Now if that’s the case, I’ve got some good news for you. Paul had some things going for him that helped to keep pointed in the right direction. And you have these same things.
Paul’s confidence regarding his future deliverance was sourced in two things—“your prayers and the provision of the Spirit of Jesus Christ” (verse 19).
Paul valued the prayers of the believers in Philippi. He saw the need for them. He understood that such prayers, in a mysterious way that we cannot fully understand, played a role in that which God was doing in Paul’s life. Paul elsewhere wrote, “Brethren, pray for us” (1 Thessalonians 5:25). Now if Paul coveted the prayers of his fellow believers, that he might fulfill God’s purpose and will in his own life, how much do we need the prayers of our fellow believers? Ephesians 6:18 speaks to the need for us to prayer for one another. Obviously, this is an important thing for us to do.
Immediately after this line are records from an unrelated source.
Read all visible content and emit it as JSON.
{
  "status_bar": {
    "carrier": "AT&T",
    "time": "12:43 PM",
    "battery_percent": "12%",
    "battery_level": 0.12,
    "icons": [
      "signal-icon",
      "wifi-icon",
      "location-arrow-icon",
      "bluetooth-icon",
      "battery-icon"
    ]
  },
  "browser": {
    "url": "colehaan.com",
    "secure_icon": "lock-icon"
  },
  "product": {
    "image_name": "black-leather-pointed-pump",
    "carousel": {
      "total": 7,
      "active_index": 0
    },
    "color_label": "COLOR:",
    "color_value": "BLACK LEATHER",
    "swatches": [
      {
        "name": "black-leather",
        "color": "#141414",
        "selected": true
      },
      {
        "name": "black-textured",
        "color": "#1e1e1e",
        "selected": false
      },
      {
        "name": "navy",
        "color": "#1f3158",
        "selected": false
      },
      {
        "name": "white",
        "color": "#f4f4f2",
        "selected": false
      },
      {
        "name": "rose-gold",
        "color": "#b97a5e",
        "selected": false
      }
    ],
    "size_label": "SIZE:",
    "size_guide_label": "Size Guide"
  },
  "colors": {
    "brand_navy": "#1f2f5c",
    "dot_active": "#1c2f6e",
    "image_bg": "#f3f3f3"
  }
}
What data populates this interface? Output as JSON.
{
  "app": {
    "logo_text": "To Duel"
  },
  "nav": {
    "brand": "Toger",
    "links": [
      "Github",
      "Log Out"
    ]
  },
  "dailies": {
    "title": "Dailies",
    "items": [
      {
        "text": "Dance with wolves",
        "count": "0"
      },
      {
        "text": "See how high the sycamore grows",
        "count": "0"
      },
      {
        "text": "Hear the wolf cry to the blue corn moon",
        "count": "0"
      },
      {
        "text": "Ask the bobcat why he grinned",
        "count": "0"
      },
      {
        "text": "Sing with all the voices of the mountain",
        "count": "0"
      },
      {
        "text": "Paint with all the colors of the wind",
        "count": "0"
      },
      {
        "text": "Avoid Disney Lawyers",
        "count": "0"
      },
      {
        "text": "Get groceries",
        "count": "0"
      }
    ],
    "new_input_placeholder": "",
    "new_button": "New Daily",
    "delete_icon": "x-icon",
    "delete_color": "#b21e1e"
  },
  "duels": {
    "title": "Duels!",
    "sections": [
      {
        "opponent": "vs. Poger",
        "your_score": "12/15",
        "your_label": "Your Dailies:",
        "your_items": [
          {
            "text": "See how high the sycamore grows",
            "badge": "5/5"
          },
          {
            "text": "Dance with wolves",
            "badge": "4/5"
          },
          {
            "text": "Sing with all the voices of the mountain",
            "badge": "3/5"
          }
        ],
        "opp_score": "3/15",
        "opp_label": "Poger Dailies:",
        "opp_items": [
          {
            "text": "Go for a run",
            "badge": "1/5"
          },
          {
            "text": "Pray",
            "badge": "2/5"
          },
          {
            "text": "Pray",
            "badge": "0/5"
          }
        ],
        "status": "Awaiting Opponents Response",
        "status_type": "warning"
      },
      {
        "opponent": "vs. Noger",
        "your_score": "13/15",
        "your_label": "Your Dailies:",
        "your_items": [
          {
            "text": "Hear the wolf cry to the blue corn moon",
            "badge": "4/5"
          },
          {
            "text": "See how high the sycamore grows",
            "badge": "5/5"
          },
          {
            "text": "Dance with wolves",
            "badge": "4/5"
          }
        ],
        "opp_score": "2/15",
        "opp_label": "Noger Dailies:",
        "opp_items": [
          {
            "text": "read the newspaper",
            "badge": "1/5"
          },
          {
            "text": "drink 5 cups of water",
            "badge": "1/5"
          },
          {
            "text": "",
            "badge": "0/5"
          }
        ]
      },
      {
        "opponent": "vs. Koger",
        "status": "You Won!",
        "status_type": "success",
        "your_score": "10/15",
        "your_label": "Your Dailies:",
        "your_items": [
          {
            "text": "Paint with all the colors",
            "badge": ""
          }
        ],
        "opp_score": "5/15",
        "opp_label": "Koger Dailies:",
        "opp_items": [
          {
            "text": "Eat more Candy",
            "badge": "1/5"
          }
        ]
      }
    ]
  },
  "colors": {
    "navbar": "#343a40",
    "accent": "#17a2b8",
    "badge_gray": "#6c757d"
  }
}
Paul’s confidence was founded on another reality. “The Spirit of Jesus Christ” (verse 19). That’s simply another title given to the Holy Spirit. The word provision translates a term which means to lavishly provision or furnish. Paul was indwelt and filled by the Holy Spirit. The Spirit was leading and instructing and transforming and working in Paul in a host of ways. We’ve said it before, if we compare the Christian life to a journey, then the Holy Spirit is our well-qualified guide to lead us to our heavenly destination. It would be impossible for us to get there apart from Him. But, because the Helper indwells us, we can be confident that God is going to work to finish what He started in us.
While walking through the forest one day, a man found a young eagle who had fallen out of his nest. He took it home and put it in his barnyard where it soon learned to eat and behave like the chickens. One day a naturalist passed by the farm and asked why it was that the king of all birds should be confined to live in the barnyard with the chickens. The farmer replied that since he had given it chicken feed and trained it to be a chicken, it had never learned to fly. Since it now behaved as the chickens, it was no longer an eagle.
“Still it has the heart of an eagle,” replied the naturalist, “and can surely be taught to fly.” He lifted the eagle toward the sky and said, “You belong to the sky and not to the earth. Stretch forth your wings and fly.” The eagle, however, was confused. He did not know who he was, and seeing the chickens eating their food, he jumped down to be with them again. The naturalist took the bird to the roof of the house and urged him again, saying, “You are an eagle. Stretch forth your wings and fly.”
But the eagle was afraid of his unknown self and world and jumped down once more for the chicken food. Finally, the naturalist took the eagle out of the barnyard to a high mountain. There he held the king of the birds high above him and encouraged him again, saying, “You are an eagle. You belong to the sky. Stretch forth your wings and fly.” The eagle looked around, back towards the barnyard and up to the sky. Then the naturalist lifted him straight towards the sun and it happened that the eagle began to tremble. Slowly he stretched his wings, and with a triumphant cry, soared away into the heavens.
You, believer in Christ, were “created in Christ Jesus” to fly. God has not saved you so that you could muddle around in the chicken yard fighting over scraps in your own selfishness. He has created you in Christ Jesus so that you might live in Christ Jesus—exalting Him, serving Him, serving Him by serving others. Your destiny is not to have your head chopped off and be diced up for chicken soup. Your destiny is to fly away and to be with Christ in the heavenly places forever more. Paul lived that kind of heavenly life on earth as he waited for the time when God would take him home. God has called us to do the same.